Other faith-based organisations, however, noted that they were actively working — albeit with varying degrees of success — to shift those social norms. One church leader was quoted as saying “we have tried to deny the culture of women coming last — ladies have to speak, men have to feed themselves — but we are struggling on this.”
In some of these churches, women were able to preach from the pulpit, contribute to decision-making and run their own outreach programs.
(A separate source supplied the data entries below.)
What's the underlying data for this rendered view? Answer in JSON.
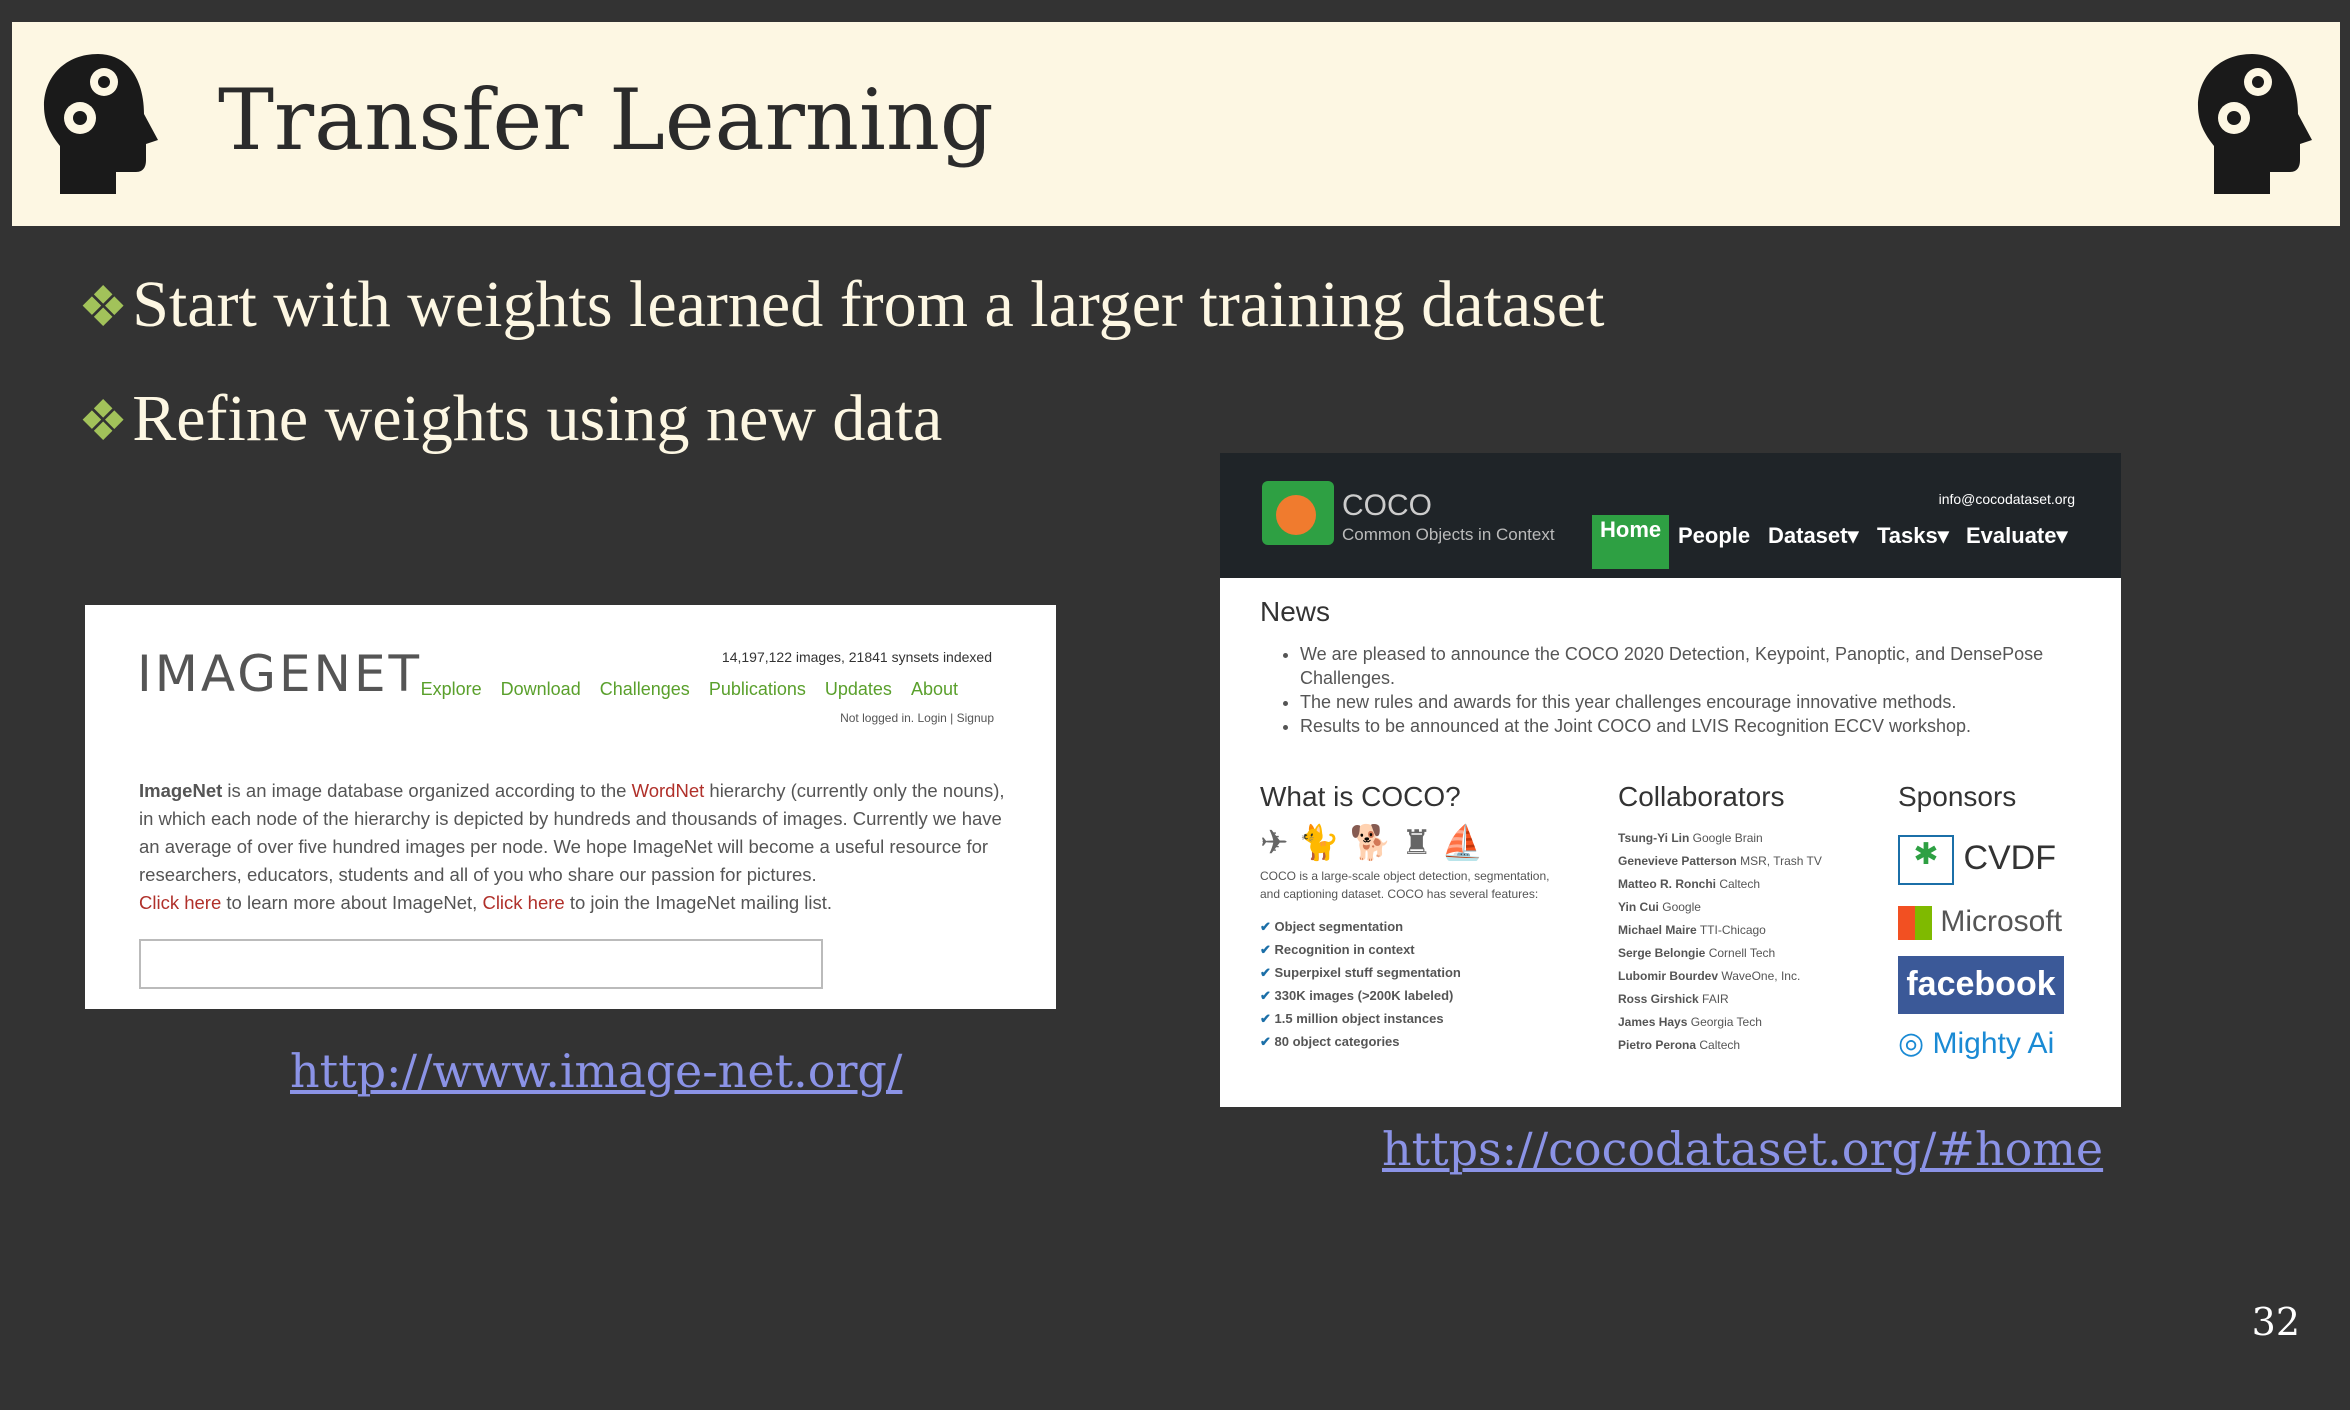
{
  "slide": {
    "title": "Transfer Learning",
    "bullets": [
      "Start with weights learned from a larger training dataset",
      "Refine weights using new data"
    ],
    "page_number": "32"
  },
  "links": {
    "imagenet": "http://www.image-net.org/",
    "coco": "https://cocodataset.org/#home"
  },
  "imagenet": {
    "logo": "IMAGENET",
    "stats": "14,197,122 images, 21841 synsets indexed",
    "nav": [
      "Explore",
      "Download",
      "Challenges",
      "Publications",
      "Updates",
      "About"
    ],
    "login": "Not logged in. Login | Signup",
    "desc_1": "ImageNet",
    "desc_2": " is an image database organized according to the ",
    "desc_3": "WordNet",
    "desc_4": " hierarchy (currently only the nouns), in which each node of the hierarchy is depicted by hundreds and thousands of images. Currently we have an average of over five hundred images per node. We hope ImageNet will become a useful resource for researchers, educators, students and all of you who share our passion for pictures.",
    "click1": "Click here",
    "mid": " to learn more about ImageNet, ",
    "click2": "Click here",
    "end": " to join the ImageNet mailing list."
  },
  "coco": {
    "logo_title": "COCO",
    "logo_sub": "Common Objects in Context",
    "email": "info@cocodataset.org",
    "nav": [
      "Home",
      "People",
      "Dataset",
      "Tasks",
      "Evaluate"
    ],
    "news_title": "News",
    "news": [
      "We are pleased to announce the COCO 2020 Detection, Keypoint, Panoptic, and DensePose Challenges.",
      "The new rules and awards for this year challenges encourage innovative methods.",
      "Results to be announced at the Joint COCO and LVIS Recognition ECCV workshop."
    ],
    "what_title": "What is COCO?",
    "what_desc": "COCO is a large-scale object detection, segmentation, and captioning dataset. COCO has several features:",
    "features": [
      "Object segmentation",
      "Recognition in context",
      "Superpixel stuff segmentation",
      "330K images (>200K labeled)",
      "1.5 million object instances",
      "80 object categories"
    ],
    "collab_title": "Collaborators",
    "collaborators": [
      [
        "Tsung-Yi Lin",
        "Google Brain"
      ],
      [
        "Genevieve Patterson",
        "MSR, Trash TV"
      ],
      [
        "Matteo R. Ronchi",
        "Caltech"
      ],
      [
        "Yin Cui",
        "Google"
      ],
      [
        "Michael Maire",
        "TTI-Chicago"
      ],
      [
        "Serge Belongie",
        "Cornell Tech"
      ],
      [
        "Lubomir Bourdev",
        "WaveOne, Inc."
      ],
      [
        "Ross Girshick",
        "FAIR"
      ],
      [
        "James Hays",
        "Georgia Tech"
      ],
      [
        "Pietro Perona",
        "Caltech"
      ]
    ],
    "sponsors_title": "Sponsors",
    "sponsors": [
      "CVDF",
      "Microsoft",
      "facebook",
      "Mighty Ai"
    ]
  }
}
This analysis was useful in identifying those organisations the project could work with — particularly in a context devoid of non-government organisations — and the support bases that women candidates might have in the lead-up to the election.
The third key observation from the electoral gender mapping project found that while social norms across the Pacific often legitimise men as political leaders, Nauruan-specific norms add a further element of difficulty for aspiring women leaders.
One observer noted that ‘the term “wang” — meaning you’re jealous — gets used a lot [about women]’; ‘it’s a small island — we don’t like seeing women succeed’; ‘they think it’s not fair if she gets there and I can’t’.
Nauruan political culture also affects women’s ability to cultivate important sources of financial and political support. Focus group discussions pointed to women’s ‘hidden networks’ in contrast with men’s more open networks, particularly drinking networks.
By analysing this process, three key lessons arise for similar activities in the Pacific.
Firstly, gender-sensitive PEA work must be done well in advance of an election. Designers of electoral programs should remember that gender-sensitive PEA is not a focal activity, but rather a means by which to determine the appropriate entry points, actors, and knowledge required to support women’s candidacy more effectively.
Secondly, global toolkits require translation into local contexts. While global tools are useful in terms of the normative guidelines they provide, local partners are essential in translating these into locally appropriate tools that can uncover contextual specificities.
And thirdly, a flexible and adaptive approach to electoral assistance programs is required. With good team leadership, new deliverables — including gender-sensitive PEA — can be worked into rigid project implementation plans. Development organisations, including the United Nations, have an opportunity to reconsider the skill sets of their electoral program team leaders, and recruit more adaptive and politically sensitive managers.
In order to better support women candidates in the Pacific, democratic governance and electoral strengthening programs need to take a more culturally attuned and long-term approach to women’s political participation to reflect the gendered pathways to politics in the region.
This article is based upon a paper published by the ANU Department of Pacific Affairs (DPA) as part of its ‘In brief’ series. The original paper can be found here.